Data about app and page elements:
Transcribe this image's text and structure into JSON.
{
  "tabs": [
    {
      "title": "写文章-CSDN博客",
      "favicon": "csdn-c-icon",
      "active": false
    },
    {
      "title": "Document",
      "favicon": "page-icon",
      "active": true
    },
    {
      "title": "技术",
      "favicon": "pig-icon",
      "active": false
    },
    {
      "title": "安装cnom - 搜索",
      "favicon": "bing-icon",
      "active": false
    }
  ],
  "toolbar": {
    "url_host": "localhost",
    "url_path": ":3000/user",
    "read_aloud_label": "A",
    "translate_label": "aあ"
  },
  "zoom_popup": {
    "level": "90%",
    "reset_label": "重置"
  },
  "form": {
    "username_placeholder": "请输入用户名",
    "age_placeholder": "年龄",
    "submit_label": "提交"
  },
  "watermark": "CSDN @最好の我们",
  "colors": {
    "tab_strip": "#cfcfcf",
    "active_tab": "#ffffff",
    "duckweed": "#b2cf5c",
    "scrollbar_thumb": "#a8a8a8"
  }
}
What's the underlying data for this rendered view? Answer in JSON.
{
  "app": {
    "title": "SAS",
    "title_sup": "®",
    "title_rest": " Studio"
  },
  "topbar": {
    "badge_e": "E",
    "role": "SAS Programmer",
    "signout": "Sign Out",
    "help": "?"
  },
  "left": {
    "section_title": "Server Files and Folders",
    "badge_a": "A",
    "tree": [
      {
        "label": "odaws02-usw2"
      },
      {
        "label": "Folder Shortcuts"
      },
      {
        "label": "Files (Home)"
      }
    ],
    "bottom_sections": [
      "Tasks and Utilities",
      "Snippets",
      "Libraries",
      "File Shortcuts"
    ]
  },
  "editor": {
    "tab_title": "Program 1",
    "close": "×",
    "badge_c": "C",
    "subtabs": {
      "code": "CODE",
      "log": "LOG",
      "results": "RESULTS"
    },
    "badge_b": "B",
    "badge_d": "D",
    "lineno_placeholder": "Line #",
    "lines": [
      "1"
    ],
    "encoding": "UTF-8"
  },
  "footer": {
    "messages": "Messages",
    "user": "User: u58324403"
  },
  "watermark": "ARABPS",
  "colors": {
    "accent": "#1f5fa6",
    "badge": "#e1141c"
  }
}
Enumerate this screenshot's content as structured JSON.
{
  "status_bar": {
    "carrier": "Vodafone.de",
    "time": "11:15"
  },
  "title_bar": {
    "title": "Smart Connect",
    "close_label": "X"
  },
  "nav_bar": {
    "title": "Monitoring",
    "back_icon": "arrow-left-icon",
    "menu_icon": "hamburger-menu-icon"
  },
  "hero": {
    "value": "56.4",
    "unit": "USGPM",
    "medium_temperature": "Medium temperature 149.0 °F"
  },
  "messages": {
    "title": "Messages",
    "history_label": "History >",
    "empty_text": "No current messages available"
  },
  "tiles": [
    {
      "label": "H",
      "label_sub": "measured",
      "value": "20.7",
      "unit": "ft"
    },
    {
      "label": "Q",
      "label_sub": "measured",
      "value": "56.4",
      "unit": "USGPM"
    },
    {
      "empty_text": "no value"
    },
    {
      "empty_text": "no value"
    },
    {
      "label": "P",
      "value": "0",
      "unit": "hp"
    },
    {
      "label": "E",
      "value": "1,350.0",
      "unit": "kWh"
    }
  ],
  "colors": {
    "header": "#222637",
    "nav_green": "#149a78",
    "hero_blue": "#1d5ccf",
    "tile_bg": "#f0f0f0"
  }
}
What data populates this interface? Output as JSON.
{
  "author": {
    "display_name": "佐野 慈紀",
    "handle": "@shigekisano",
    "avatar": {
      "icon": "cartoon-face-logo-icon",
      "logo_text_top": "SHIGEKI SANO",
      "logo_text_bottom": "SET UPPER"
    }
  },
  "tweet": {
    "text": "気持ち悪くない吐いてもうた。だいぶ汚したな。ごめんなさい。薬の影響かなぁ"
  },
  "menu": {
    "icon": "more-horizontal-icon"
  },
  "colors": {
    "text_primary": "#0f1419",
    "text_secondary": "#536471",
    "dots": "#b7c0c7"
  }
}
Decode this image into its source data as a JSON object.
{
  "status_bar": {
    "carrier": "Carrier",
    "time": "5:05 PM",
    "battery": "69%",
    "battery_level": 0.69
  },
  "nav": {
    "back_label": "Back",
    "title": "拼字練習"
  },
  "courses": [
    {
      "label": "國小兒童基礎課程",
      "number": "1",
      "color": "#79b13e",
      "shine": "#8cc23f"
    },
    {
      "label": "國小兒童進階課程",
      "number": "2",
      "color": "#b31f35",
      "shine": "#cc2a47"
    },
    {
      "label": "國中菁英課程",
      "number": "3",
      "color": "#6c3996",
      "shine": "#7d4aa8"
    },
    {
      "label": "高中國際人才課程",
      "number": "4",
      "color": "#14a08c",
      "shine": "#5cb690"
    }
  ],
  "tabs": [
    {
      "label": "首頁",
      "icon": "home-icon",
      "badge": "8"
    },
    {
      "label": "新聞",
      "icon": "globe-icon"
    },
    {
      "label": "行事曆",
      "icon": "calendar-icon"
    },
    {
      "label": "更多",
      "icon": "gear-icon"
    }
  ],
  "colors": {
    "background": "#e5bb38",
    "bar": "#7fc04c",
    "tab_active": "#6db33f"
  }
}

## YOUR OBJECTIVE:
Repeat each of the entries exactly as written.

## WRITTEN SOLUTION:
Transcribe this image's text and structure into JSON.
{
  "tabs": [
    {
      "title": "写文章-CSDN博客",
      "favicon": "csdn-c-icon",
      "active": false
    },
    {
      "title": "Document",
      "favicon": "page-icon",
      "active": true
    },
    {
      "title": "技术",
      "favicon": "pig-icon",
      "active": false
    },
    {
      "title": "安装cnom - 搜索",
      "favicon": "bing-icon",
      "active": false
    }
  ],
  "toolbar": {
    "url_host": "localhost",
    "url_path": ":3000/user",
    "read_aloud_label": "A",
    "translate_label": "aあ"
  },
  "zoom_popup": {
    "level": "90%",
    "reset_label": "重置"
  },
  "form": {
    "username_placeholder": "请输入用户名",
    "age_placeholder": "年龄",
    "submit_label": "提交"
  },
  "watermark": "CSDN @最好の我们",
  "colors": {
    "tab_strip": "#cfcfcf",
    "active_tab": "#ffffff",
    "duckweed": "#b2cf5c",
    "scrollbar_thumb": "#a8a8a8"
  }
}
What's the underlying data for this rendered view? Answer in JSON.
{
  "app": {
    "title": "SAS",
    "title_sup": "®",
    "title_rest": " Studio"
  },
  "topbar": {
    "badge_e": "E",
    "role": "SAS Programmer",
    "signout": "Sign Out",
    "help": "?"
  },
  "left": {
    "section_title": "Server Files and Folders",
    "badge_a": "A",
    "tree": [
      {
        "label": "odaws02-usw2"
      },
      {
        "label": "Folder Shortcuts"
      },
      {
        "label": "Files (Home)"
      }
    ],
    "bottom_sections": [
      "Tasks and Utilities",
      "Snippets",
      "Libraries",
      "File Shortcuts"
    ]
  },
  "editor": {
    "tab_title": "Program 1",
    "close": "×",
    "badge_c": "C",
    "subtabs": {
      "code": "CODE",
      "log": "LOG",
      "results": "RESULTS"
    },
    "badge_b": "B",
    "badge_d": "D",
    "lineno_placeholder": "Line #",
    "lines": [
      "1"
    ],
    "encoding": "UTF-8"
  },
  "footer": {
    "messages": "Messages",
    "user": "User: u58324403"
  },
  "watermark": "ARABPS",
  "colors": {
    "accent": "#1f5fa6",
    "badge": "#e1141c"
  }
}
Enumerate this screenshot's content as structured JSON.
{
  "status_bar": {
    "carrier": "Vodafone.de",
    "time": "11:15"
  },
  "title_bar": {
    "title": "Smart Connect",
    "close_label": "X"
  },
  "nav_bar": {
    "title": "Monitoring",
    "back_icon": "arrow-left-icon",
    "menu_icon": "hamburger-menu-icon"
  },
  "hero": {
    "value": "56.4",
    "unit": "USGPM",
    "medium_temperature": "Medium temperature 149.0 °F"
  },
  "messages": {
    "title": "Messages",
    "history_label": "History >",
    "empty_text": "No current messages available"
  },
  "tiles": [
    {
      "label": "H",
      "label_sub": "measured",
      "value": "20.7",
      "unit": "ft"
    },
    {
      "label": "Q",
      "label_sub": "measured",
      "value": "56.4",
      "unit": "USGPM"
    },
    {
      "empty_text": "no value"
    },
    {
      "empty_text": "no value"
    },
    {
      "label": "P",
      "value": "0",
      "unit": "hp"
    },
    {
      "label": "E",
      "value": "1,350.0",
      "unit": "kWh"
    }
  ],
  "colors": {
    "header": "#222637",
    "nav_green": "#149a78",
    "hero_blue": "#1d5ccf",
    "tile_bg": "#f0f0f0"
  }
}
What data populates this interface? Output as JSON.
{
  "author": {
    "display_name": "佐野 慈紀",
    "handle": "@shigekisano",
    "avatar": {
      "icon": "cartoon-face-logo-icon",
      "logo_text_top": "SHIGEKI SANO",
      "logo_text_bottom": "SET UPPER"
    }
  },
  "tweet": {
    "text": "気持ち悪くない吐いてもうた。だいぶ汚したな。ごめんなさい。薬の影響かなぁ"
  },
  "menu": {
    "icon": "more-horizontal-icon"
  },
  "colors": {
    "text_primary": "#0f1419",
    "text_secondary": "#536471",
    "dots": "#b7c0c7"
  }
}
Decode this image into its source data as a JSON object.
{
  "status_bar": {
    "carrier": "Carrier",
    "time": "5:05 PM",
    "battery": "69%",
    "battery_level": 0.69
  },
  "nav": {
    "back_label": "Back",
    "title": "拼字練習"
  },
  "courses": [
    {
      "label": "國小兒童基礎課程",
      "number": "1",
      "color": "#79b13e",
      "shine": "#8cc23f"
    },
    {
      "label": "國小兒童進階課程",
      "number": "2",
      "color": "#b31f35",
      "shine": "#cc2a47"
    },
    {
      "label": "國中菁英課程",
      "number": "3",
      "color": "#6c3996",
      "shine": "#7d4aa8"
    },
    {
      "label": "高中國際人才課程",
      "number": "4",
      "color": "#14a08c",
      "shine": "#5cb690"
    }
  ],
  "tabs": [
    {
      "label": "首頁",
      "icon": "home-icon",
      "badge": "8"
    },
    {
      "label": "新聞",
      "icon": "globe-icon"
    },
    {
      "label": "行事曆",
      "icon": "calendar-icon"
    },
    {
      "label": "更多",
      "icon": "gear-icon"
    }
  ],
  "colors": {
    "background": "#e5bb38",
    "bar": "#7fc04c",
    "tab_active": "#6db33f"
  }
}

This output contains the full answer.